* [Goal of the exercise]: Write each entry out again verbatim, pictures excluded.

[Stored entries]
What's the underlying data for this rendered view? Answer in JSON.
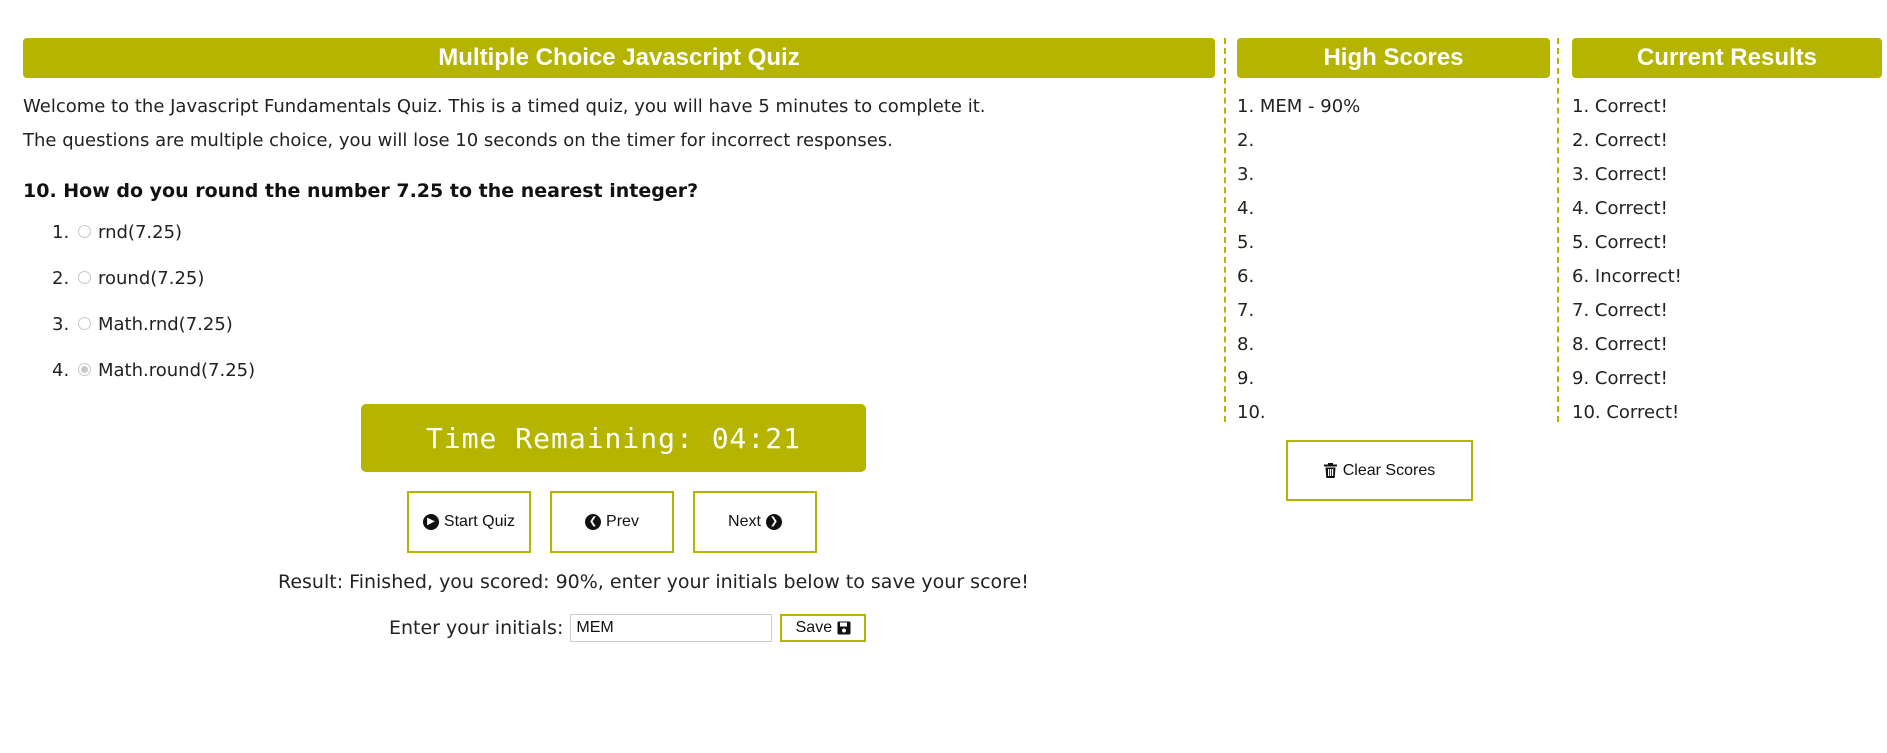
{
  "quiz": {
    "title": "Multiple Choice Javascript Quiz",
    "intro_line1": "Welcome to the Javascript Fundamentals Quiz. This is a timed quiz, you will have 5 minutes to complete it.",
    "intro_line2": "The questions are multiple choice, you will lose 10 seconds on the timer for incorrect responses.",
    "question": "10. How do you round the number 7.25 to the nearest integer?",
    "answers": [
      {
        "num": "1.",
        "label": "rnd(7.25)",
        "selected": false
      },
      {
        "num": "2.",
        "label": "round(7.25)",
        "selected": false
      },
      {
        "num": "3.",
        "label": "Math.rnd(7.25)",
        "selected": false
      },
      {
        "num": "4.",
        "label": "Math.round(7.25)",
        "selected": true
      }
    ],
    "timer_text": "Time Remaining: 04:21",
    "buttons": {
      "start": "Start Quiz",
      "prev": "Prev",
      "next": "Next"
    },
    "result_text": "Result: Finished, you scored: 90%, enter your initials below to save your score!",
    "initials_label": "Enter your initials:",
    "initials_value": "MEM",
    "save_label": "Save"
  },
  "high_scores": {
    "title": "High Scores",
    "items": [
      "1. MEM - 90%",
      "2.",
      "3.",
      "4.",
      "5.",
      "6.",
      "7.",
      "8.",
      "9.",
      "10."
    ],
    "clear_label": "Clear Scores"
  },
  "current_results": {
    "title": "Current Results",
    "items": [
      "1. Correct!",
      "2. Correct!",
      "3. Correct!",
      "4. Correct!",
      "5. Correct!",
      "6. Incorrect!",
      "7. Correct!",
      "8. Correct!",
      "9. Correct!",
      "10. Correct!"
    ]
  },
  "colors": {
    "accent": "#b5b400",
    "text": "#222222"
  },
  "icons": {
    "start": "play-circle-icon",
    "prev": "arrow-left-circle-icon",
    "next": "arrow-right-circle-icon",
    "save": "floppy-disk-icon",
    "clear": "trash-icon"
  }
}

* [Solution for this task]:
What's the underlying data for this rendered view? Answer in JSON.
{
  "quiz": {
    "title": "Multiple Choice Javascript Quiz",
    "intro_line1": "Welcome to the Javascript Fundamentals Quiz. This is a timed quiz, you will have 5 minutes to complete it.",
    "intro_line2": "The questions are multiple choice, you will lose 10 seconds on the timer for incorrect responses.",
    "question": "10. How do you round the number 7.25 to the nearest integer?",
    "answers": [
      {
        "num": "1.",
        "label": "rnd(7.25)",
        "selected": false
      },
      {
        "num": "2.",
        "label": "round(7.25)",
        "selected": false
      },
      {
        "num": "3.",
        "label": "Math.rnd(7.25)",
        "selected": false
      },
      {
        "num": "4.",
        "label": "Math.round(7.25)",
        "selected": true
      }
    ],
    "timer_text": "Time Remaining: 04:21",
    "buttons": {
      "start": "Start Quiz",
      "prev": "Prev",
      "next": "Next"
    },
    "result_text": "Result: Finished, you scored: 90%, enter your initials below to save your score!",
    "initials_label": "Enter your initials:",
    "initials_value": "MEM",
    "save_label": "Save"
  },
  "high_scores": {
    "title": "High Scores",
    "items": [
      "1. MEM - 90%",
      "2.",
      "3.",
      "4.",
      "5.",
      "6.",
      "7.",
      "8.",
      "9.",
      "10."
    ],
    "clear_label": "Clear Scores"
  },
  "current_results": {
    "title": "Current Results",
    "items": [
      "1. Correct!",
      "2. Correct!",
      "3. Correct!",
      "4. Correct!",
      "5. Correct!",
      "6. Incorrect!",
      "7. Correct!",
      "8. Correct!",
      "9. Correct!",
      "10. Correct!"
    ]
  },
  "colors": {
    "accent": "#b5b400",
    "text": "#222222"
  },
  "icons": {
    "start": "play-circle-icon",
    "prev": "arrow-left-circle-icon",
    "next": "arrow-right-circle-icon",
    "save": "floppy-disk-icon",
    "clear": "trash-icon"
  }
}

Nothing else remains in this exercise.